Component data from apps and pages
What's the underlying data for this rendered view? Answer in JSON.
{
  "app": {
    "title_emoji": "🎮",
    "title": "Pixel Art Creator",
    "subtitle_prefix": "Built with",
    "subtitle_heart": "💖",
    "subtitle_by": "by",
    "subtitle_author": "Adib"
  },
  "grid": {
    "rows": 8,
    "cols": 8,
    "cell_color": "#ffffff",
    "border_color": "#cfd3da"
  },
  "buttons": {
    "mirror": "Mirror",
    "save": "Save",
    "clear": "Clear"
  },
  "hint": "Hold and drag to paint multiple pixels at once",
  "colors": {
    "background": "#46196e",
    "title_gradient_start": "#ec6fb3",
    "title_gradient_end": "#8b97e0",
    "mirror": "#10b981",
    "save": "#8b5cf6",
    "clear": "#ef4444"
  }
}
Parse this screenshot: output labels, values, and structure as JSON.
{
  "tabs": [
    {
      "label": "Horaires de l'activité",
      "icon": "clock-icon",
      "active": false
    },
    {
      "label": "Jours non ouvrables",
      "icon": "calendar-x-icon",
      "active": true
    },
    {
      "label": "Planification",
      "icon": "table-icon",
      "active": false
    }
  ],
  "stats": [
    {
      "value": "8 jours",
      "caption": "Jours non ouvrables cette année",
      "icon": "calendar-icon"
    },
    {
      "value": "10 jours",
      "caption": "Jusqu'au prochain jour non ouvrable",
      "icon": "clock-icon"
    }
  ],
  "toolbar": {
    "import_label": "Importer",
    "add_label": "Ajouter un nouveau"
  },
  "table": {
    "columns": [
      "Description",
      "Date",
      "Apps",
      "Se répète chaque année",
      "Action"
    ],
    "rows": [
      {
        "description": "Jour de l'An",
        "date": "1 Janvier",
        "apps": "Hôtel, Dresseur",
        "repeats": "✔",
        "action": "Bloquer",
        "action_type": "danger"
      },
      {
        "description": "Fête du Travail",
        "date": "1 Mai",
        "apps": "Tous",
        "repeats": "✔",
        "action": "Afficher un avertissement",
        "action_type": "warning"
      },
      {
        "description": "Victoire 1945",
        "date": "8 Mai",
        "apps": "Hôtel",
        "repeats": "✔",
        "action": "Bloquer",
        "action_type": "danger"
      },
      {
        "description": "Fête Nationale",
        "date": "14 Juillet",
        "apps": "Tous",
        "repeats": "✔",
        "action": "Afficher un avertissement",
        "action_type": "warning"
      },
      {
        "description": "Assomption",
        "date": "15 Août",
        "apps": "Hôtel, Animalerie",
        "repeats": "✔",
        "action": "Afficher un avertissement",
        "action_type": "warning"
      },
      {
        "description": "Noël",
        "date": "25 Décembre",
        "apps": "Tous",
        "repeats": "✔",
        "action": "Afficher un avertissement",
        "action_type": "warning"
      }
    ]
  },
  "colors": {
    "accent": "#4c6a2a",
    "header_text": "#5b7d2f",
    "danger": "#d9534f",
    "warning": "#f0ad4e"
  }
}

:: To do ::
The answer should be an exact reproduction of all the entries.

:: Your response ::
What's the underlying data for this rendered view? Answer in JSON.
{
  "app": {
    "title_emoji": "🎮",
    "title": "Pixel Art Creator",
    "subtitle_prefix": "Built with",
    "subtitle_heart": "💖",
    "subtitle_by": "by",
    "subtitle_author": "Adib"
  },
  "grid": {
    "rows": 8,
    "cols": 8,
    "cell_color": "#ffffff",
    "border_color": "#cfd3da"
  },
  "buttons": {
    "mirror": "Mirror",
    "save": "Save",
    "clear": "Clear"
  },
  "hint": "Hold and drag to paint multiple pixels at once",
  "colors": {
    "background": "#46196e",
    "title_gradient_start": "#ec6fb3",
    "title_gradient_end": "#8b97e0",
    "mirror": "#10b981",
    "save": "#8b5cf6",
    "clear": "#ef4444"
  }
}
Parse this screenshot: output labels, values, and structure as JSON.
{
  "tabs": [
    {
      "label": "Horaires de l'activité",
      "icon": "clock-icon",
      "active": false
    },
    {
      "label": "Jours non ouvrables",
      "icon": "calendar-x-icon",
      "active": true
    },
    {
      "label": "Planification",
      "icon": "table-icon",
      "active": false
    }
  ],
  "stats": [
    {
      "value": "8 jours",
      "caption": "Jours non ouvrables cette année",
      "icon": "calendar-icon"
    },
    {
      "value": "10 jours",
      "caption": "Jusqu'au prochain jour non ouvrable",
      "icon": "clock-icon"
    }
  ],
  "toolbar": {
    "import_label": "Importer",
    "add_label": "Ajouter un nouveau"
  },
  "table": {
    "columns": [
      "Description",
      "Date",
      "Apps",
      "Se répète chaque année",
      "Action"
    ],
    "rows": [
      {
        "description": "Jour de l'An",
        "date": "1 Janvier",
        "apps": "Hôtel, Dresseur",
        "repeats": "✔",
        "action": "Bloquer",
        "action_type": "danger"
      },
      {
        "description": "Fête du Travail",
        "date": "1 Mai",
        "apps": "Tous",
        "repeats": "✔",
        "action": "Afficher un avertissement",
        "action_type": "warning"
      },
      {
        "description": "Victoire 1945",
        "date": "8 Mai",
        "apps": "Hôtel",
        "repeats": "✔",
        "action": "Bloquer",
        "action_type": "danger"
      },
      {
        "description": "Fête Nationale",
        "date": "14 Juillet",
        "apps": "Tous",
        "repeats": "✔",
        "action": "Afficher un avertissement",
        "action_type": "warning"
      },
      {
        "description": "Assomption",
        "date": "15 Août",
        "apps": "Hôtel, Animalerie",
        "repeats": "✔",
        "action": "Afficher un avertissement",
        "action_type": "warning"
      },
      {
        "description": "Noël",
        "date": "25 Décembre",
        "apps": "Tous",
        "repeats": "✔",
        "action": "Afficher un avertissement",
        "action_type": "warning"
      }
    ]
  },
  "colors": {
    "accent": "#4c6a2a",
    "header_text": "#5b7d2f",
    "danger": "#d9534f",
    "warning": "#f0ad4e"
  }
}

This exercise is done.